INPUT:
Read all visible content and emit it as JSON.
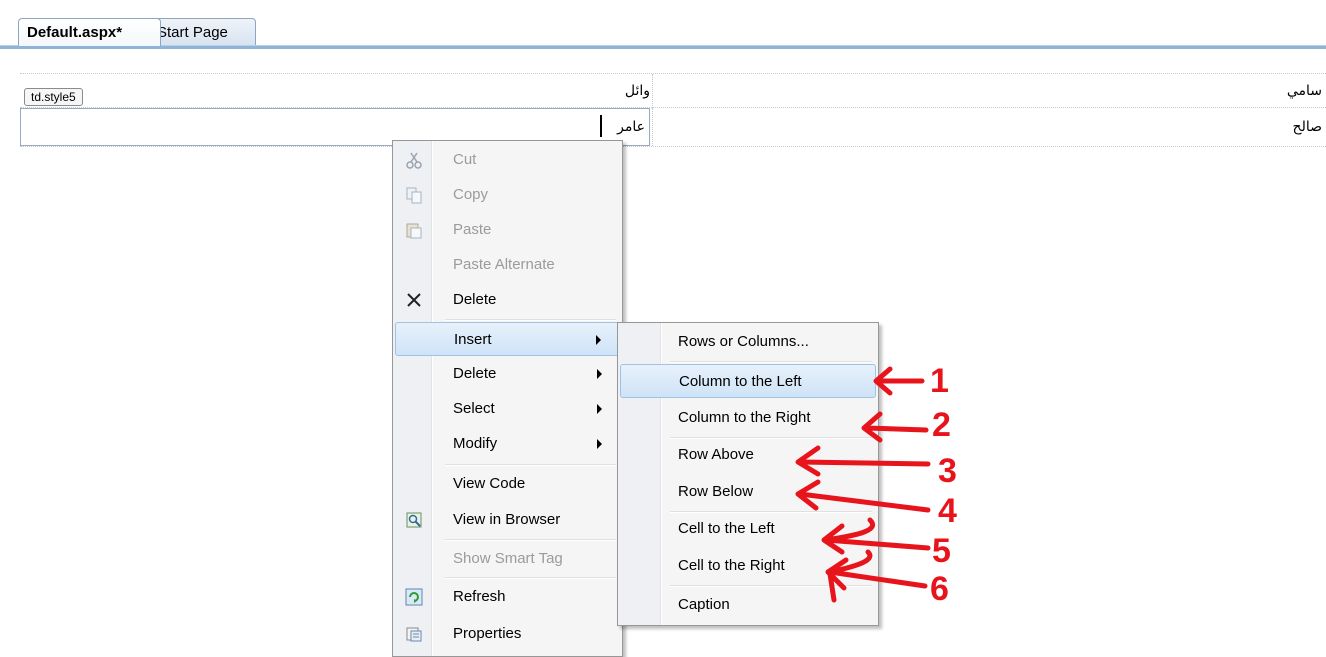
{
  "tabs": [
    {
      "label": "Default.aspx*",
      "active": true
    },
    {
      "label": "Start Page",
      "active": false
    }
  ],
  "design": {
    "tag": "td.style5",
    "rows": [
      {
        "left": "وائل",
        "right": "سامي"
      },
      {
        "left": "عامر",
        "right": "صالح"
      }
    ]
  },
  "context_menu": {
    "items": [
      {
        "label": "Cut",
        "icon": "scissors-icon",
        "disabled": true
      },
      {
        "label": "Copy",
        "icon": "copy-icon",
        "disabled": true
      },
      {
        "label": "Paste",
        "icon": "paste-icon",
        "disabled": true
      },
      {
        "label": "Paste Alternate",
        "icon": "",
        "disabled": true
      },
      {
        "label": "Delete",
        "icon": "delete-x-icon",
        "disabled": false
      },
      {
        "label": "Insert",
        "submenu": true,
        "highlighted": true
      },
      {
        "label": "Delete",
        "submenu": true
      },
      {
        "label": "Select",
        "submenu": true
      },
      {
        "label": "Modify",
        "submenu": true
      },
      {
        "label": "View Code",
        "icon": ""
      },
      {
        "label": "View in Browser",
        "icon": "view-in-browser-icon"
      },
      {
        "label": "Show Smart Tag",
        "disabled": true
      },
      {
        "label": "Refresh",
        "icon": "refresh-icon"
      },
      {
        "label": "Properties",
        "icon": "properties-icon"
      }
    ]
  },
  "insert_submenu": {
    "items": [
      {
        "label": "Rows or Columns..."
      },
      {
        "label": "Column to the Left",
        "highlighted": true
      },
      {
        "label": "Column to the Right"
      },
      {
        "label": "Row Above"
      },
      {
        "label": "Row Below"
      },
      {
        "label": "Cell to the Left"
      },
      {
        "label": "Cell to the Right"
      },
      {
        "label": "Caption"
      }
    ]
  },
  "annotations": [
    "1",
    "2",
    "3",
    "4",
    "5",
    "6"
  ],
  "colors": {
    "annotation": "#e8141c",
    "highlight": "#cfe3f7",
    "tab_border": "#8da7c3"
  }
}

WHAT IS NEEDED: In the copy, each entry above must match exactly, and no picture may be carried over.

TASK RESPONSE:
Read all visible content and emit it as JSON.
{
  "tabs": [
    {
      "label": "Default.aspx*",
      "active": true
    },
    {
      "label": "Start Page",
      "active": false
    }
  ],
  "design": {
    "tag": "td.style5",
    "rows": [
      {
        "left": "وائل",
        "right": "سامي"
      },
      {
        "left": "عامر",
        "right": "صالح"
      }
    ]
  },
  "context_menu": {
    "items": [
      {
        "label": "Cut",
        "icon": "scissors-icon",
        "disabled": true
      },
      {
        "label": "Copy",
        "icon": "copy-icon",
        "disabled": true
      },
      {
        "label": "Paste",
        "icon": "paste-icon",
        "disabled": true
      },
      {
        "label": "Paste Alternate",
        "icon": "",
        "disabled": true
      },
      {
        "label": "Delete",
        "icon": "delete-x-icon",
        "disabled": false
      },
      {
        "label": "Insert",
        "submenu": true,
        "highlighted": true
      },
      {
        "label": "Delete",
        "submenu": true
      },
      {
        "label": "Select",
        "submenu": true
      },
      {
        "label": "Modify",
        "submenu": true
      },
      {
        "label": "View Code",
        "icon": ""
      },
      {
        "label": "View in Browser",
        "icon": "view-in-browser-icon"
      },
      {
        "label": "Show Smart Tag",
        "disabled": true
      },
      {
        "label": "Refresh",
        "icon": "refresh-icon"
      },
      {
        "label": "Properties",
        "icon": "properties-icon"
      }
    ]
  },
  "insert_submenu": {
    "items": [
      {
        "label": "Rows or Columns..."
      },
      {
        "label": "Column to the Left",
        "highlighted": true
      },
      {
        "label": "Column to the Right"
      },
      {
        "label": "Row Above"
      },
      {
        "label": "Row Below"
      },
      {
        "label": "Cell to the Left"
      },
      {
        "label": "Cell to the Right"
      },
      {
        "label": "Caption"
      }
    ]
  },
  "annotations": [
    "1",
    "2",
    "3",
    "4",
    "5",
    "6"
  ],
  "colors": {
    "annotation": "#e8141c",
    "highlight": "#cfe3f7",
    "tab_border": "#8da7c3"
  }
}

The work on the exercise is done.